== DATA UNDER STUDY
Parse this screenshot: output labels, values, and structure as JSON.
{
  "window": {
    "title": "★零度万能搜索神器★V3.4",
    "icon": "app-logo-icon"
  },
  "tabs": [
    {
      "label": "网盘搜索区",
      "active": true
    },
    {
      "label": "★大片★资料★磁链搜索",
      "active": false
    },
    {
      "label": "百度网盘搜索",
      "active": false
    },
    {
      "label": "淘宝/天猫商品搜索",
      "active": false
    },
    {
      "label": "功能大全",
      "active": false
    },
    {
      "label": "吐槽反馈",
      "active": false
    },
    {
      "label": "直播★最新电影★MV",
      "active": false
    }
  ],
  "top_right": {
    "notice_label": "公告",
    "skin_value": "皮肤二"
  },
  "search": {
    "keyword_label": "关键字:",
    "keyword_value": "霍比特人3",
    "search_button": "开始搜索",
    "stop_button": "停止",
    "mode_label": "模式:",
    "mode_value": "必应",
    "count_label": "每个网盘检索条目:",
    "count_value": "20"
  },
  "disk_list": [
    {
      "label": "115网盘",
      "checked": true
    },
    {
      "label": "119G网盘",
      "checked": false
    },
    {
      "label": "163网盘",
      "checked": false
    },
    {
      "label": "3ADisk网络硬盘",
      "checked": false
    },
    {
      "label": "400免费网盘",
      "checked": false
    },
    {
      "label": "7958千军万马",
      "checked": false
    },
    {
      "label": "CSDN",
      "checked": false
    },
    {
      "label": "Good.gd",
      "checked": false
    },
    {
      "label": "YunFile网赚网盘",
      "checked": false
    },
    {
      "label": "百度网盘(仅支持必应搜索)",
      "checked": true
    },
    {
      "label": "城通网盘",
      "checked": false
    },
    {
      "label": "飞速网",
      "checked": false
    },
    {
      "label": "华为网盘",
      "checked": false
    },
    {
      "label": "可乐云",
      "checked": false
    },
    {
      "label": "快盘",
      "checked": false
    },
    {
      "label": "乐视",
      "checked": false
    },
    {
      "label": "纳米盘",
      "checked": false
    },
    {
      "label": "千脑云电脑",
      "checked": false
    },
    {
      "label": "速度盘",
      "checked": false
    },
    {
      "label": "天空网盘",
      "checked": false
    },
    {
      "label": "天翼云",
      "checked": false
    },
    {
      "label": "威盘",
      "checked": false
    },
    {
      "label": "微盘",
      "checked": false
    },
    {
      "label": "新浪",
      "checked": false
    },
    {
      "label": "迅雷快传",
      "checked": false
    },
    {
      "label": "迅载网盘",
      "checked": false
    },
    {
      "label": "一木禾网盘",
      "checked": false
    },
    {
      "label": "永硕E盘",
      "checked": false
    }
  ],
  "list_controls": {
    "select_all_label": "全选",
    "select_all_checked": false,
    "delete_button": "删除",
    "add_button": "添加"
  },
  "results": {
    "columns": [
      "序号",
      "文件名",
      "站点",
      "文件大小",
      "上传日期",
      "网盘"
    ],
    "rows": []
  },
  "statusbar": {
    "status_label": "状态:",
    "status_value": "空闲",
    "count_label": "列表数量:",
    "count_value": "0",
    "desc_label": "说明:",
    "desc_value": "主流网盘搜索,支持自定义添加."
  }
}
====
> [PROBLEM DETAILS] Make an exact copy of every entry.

> [TASK SOLUTION]
Parse this screenshot: output labels, values, and structure as JSON.
{
  "window": {
    "title": "★零度万能搜索神器★V3.4",
    "icon": "app-logo-icon"
  },
  "tabs": [
    {
      "label": "网盘搜索区",
      "active": true
    },
    {
      "label": "★大片★资料★磁链搜索",
      "active": false
    },
    {
      "label": "百度网盘搜索",
      "active": false
    },
    {
      "label": "淘宝/天猫商品搜索",
      "active": false
    },
    {
      "label": "功能大全",
      "active": false
    },
    {
      "label": "吐槽反馈",
      "active": false
    },
    {
      "label": "直播★最新电影★MV",
      "active": false
    }
  ],
  "top_right": {
    "notice_label": "公告",
    "skin_value": "皮肤二"
  },
  "search": {
    "keyword_label": "关键字:",
    "keyword_value": "霍比特人3",
    "search_button": "开始搜索",
    "stop_button": "停止",
    "mode_label": "模式:",
    "mode_value": "必应",
    "count_label": "每个网盘检索条目:",
    "count_value": "20"
  },
  "disk_list": [
    {
      "label": "115网盘",
      "checked": true
    },
    {
      "label": "119G网盘",
      "checked": false
    },
    {
      "label": "163网盘",
      "checked": false
    },
    {
      "label": "3ADisk网络硬盘",
      "checked": false
    },
    {
      "label": "400免费网盘",
      "checked": false
    },
    {
      "label": "7958千军万马",
      "checked": false
    },
    {
      "label": "CSDN",
      "checked": false
    },
    {
      "label": "Good.gd",
      "checked": false
    },
    {
      "label": "YunFile网赚网盘",
      "checked": false
    },
    {
      "label": "百度网盘(仅支持必应搜索)",
      "checked": true
    },
    {
      "label": "城通网盘",
      "checked": false
    },
    {
      "label": "飞速网",
      "checked": false
    },
    {
      "label": "华为网盘",
      "checked": false
    },
    {
      "label": "可乐云",
      "checked": false
    },
    {
      "label": "快盘",
      "checked": false
    },
    {
      "label": "乐视",
      "checked": false
    },
    {
      "label": "纳米盘",
      "checked": false
    },
    {
      "label": "千脑云电脑",
      "checked": false
    },
    {
      "label": "速度盘",
      "checked": false
    },
    {
      "label": "天空网盘",
      "checked": false
    },
    {
      "label": "天翼云",
      "checked": false
    },
    {
      "label": "威盘",
      "checked": false
    },
    {
      "label": "微盘",
      "checked": false
    },
    {
      "label": "新浪",
      "checked": false
    },
    {
      "label": "迅雷快传",
      "checked": false
    },
    {
      "label": "迅载网盘",
      "checked": false
    },
    {
      "label": "一木禾网盘",
      "checked": false
    },
    {
      "label": "永硕E盘",
      "checked": false
    }
  ],
  "list_controls": {
    "select_all_label": "全选",
    "select_all_checked": false,
    "delete_button": "删除",
    "add_button": "添加"
  },
  "results": {
    "columns": [
      "序号",
      "文件名",
      "站点",
      "文件大小",
      "上传日期",
      "网盘"
    ],
    "rows": []
  },
  "statusbar": {
    "status_label": "状态:",
    "status_value": "空闲",
    "count_label": "列表数量:",
    "count_value": "0",
    "desc_label": "说明:",
    "desc_value": "主流网盘搜索,支持自定义添加."
  }
}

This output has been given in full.